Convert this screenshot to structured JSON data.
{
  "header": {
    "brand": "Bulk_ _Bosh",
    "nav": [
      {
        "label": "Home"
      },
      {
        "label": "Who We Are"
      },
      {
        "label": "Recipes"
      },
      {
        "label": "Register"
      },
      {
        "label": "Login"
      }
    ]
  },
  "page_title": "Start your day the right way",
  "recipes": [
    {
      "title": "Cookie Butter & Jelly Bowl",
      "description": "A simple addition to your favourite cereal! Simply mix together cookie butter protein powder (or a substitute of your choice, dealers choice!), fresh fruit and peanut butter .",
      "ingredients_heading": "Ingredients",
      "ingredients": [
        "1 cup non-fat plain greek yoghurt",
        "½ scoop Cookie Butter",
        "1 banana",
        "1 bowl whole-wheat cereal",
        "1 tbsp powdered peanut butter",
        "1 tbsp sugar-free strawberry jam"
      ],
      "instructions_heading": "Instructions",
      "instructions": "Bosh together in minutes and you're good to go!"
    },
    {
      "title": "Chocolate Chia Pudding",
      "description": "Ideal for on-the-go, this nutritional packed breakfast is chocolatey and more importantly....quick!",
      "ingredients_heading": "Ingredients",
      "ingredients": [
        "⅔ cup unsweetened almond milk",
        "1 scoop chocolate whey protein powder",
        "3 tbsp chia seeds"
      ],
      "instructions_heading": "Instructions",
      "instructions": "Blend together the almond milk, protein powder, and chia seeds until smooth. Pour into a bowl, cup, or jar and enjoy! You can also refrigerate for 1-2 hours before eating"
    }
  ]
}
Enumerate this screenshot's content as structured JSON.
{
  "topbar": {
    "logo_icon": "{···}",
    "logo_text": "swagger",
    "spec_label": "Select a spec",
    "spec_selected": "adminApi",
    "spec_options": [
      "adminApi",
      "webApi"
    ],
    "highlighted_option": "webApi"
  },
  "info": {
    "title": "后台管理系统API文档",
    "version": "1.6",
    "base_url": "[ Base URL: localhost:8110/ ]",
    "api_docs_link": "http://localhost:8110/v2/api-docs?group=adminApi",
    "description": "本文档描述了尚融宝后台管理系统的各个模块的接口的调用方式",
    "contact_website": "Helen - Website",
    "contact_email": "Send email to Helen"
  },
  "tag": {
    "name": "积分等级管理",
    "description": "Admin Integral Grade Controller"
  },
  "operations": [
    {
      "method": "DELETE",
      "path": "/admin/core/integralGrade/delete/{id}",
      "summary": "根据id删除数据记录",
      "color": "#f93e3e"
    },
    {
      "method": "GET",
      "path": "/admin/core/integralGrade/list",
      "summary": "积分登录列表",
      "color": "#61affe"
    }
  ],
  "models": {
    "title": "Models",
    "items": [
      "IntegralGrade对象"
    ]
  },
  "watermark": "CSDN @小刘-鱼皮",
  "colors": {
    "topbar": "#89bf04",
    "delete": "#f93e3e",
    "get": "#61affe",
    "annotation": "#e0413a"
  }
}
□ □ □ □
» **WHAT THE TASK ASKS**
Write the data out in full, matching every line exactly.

» **THE COMPLETED TASK**
Convert this screenshot to structured JSON data.
{
  "header": {
    "brand": "Bulk_ _Bosh",
    "nav": [
      {
        "label": "Home"
      },
      {
        "label": "Who We Are"
      },
      {
        "label": "Recipes"
      },
      {
        "label": "Register"
      },
      {
        "label": "Login"
      }
    ]
  },
  "page_title": "Start your day the right way",
  "recipes": [
    {
      "title": "Cookie Butter & Jelly Bowl",
      "description": "A simple addition to your favourite cereal! Simply mix together cookie butter protein powder (or a substitute of your choice, dealers choice!), fresh fruit and peanut butter .",
      "ingredients_heading": "Ingredients",
      "ingredients": [
        "1 cup non-fat plain greek yoghurt",
        "½ scoop Cookie Butter",
        "1 banana",
        "1 bowl whole-wheat cereal",
        "1 tbsp powdered peanut butter",
        "1 tbsp sugar-free strawberry jam"
      ],
      "instructions_heading": "Instructions",
      "instructions": "Bosh together in minutes and you're good to go!"
    },
    {
      "title": "Chocolate Chia Pudding",
      "description": "Ideal for on-the-go, this nutritional packed breakfast is chocolatey and more importantly....quick!",
      "ingredients_heading": "Ingredients",
      "ingredients": [
        "⅔ cup unsweetened almond milk",
        "1 scoop chocolate whey protein powder",
        "3 tbsp chia seeds"
      ],
      "instructions_heading": "Instructions",
      "instructions": "Blend together the almond milk, protein powder, and chia seeds until smooth. Pour into a bowl, cup, or jar and enjoy! You can also refrigerate for 1-2 hours before eating"
    }
  ]
}
Enumerate this screenshot's content as structured JSON.
{
  "topbar": {
    "logo_icon": "{···}",
    "logo_text": "swagger",
    "spec_label": "Select a spec",
    "spec_selected": "adminApi",
    "spec_options": [
      "adminApi",
      "webApi"
    ],
    "highlighted_option": "webApi"
  },
  "info": {
    "title": "后台管理系统API文档",
    "version": "1.6",
    "base_url": "[ Base URL: localhost:8110/ ]",
    "api_docs_link": "http://localhost:8110/v2/api-docs?group=adminApi",
    "description": "本文档描述了尚融宝后台管理系统的各个模块的接口的调用方式",
    "contact_website": "Helen - Website",
    "contact_email": "Send email to Helen"
  },
  "tag": {
    "name": "积分等级管理",
    "description": "Admin Integral Grade Controller"
  },
  "operations": [
    {
      "method": "DELETE",
      "path": "/admin/core/integralGrade/delete/{id}",
      "summary": "根据id删除数据记录",
      "color": "#f93e3e"
    },
    {
      "method": "GET",
      "path": "/admin/core/integralGrade/list",
      "summary": "积分登录列表",
      "color": "#61affe"
    }
  ],
  "models": {
    "title": "Models",
    "items": [
      "IntegralGrade对象"
    ]
  },
  "watermark": "CSDN @小刘-鱼皮",
  "colors": {
    "topbar": "#89bf04",
    "delete": "#f93e3e",
    "get": "#61affe",
    "annotation": "#e0413a"
  }
}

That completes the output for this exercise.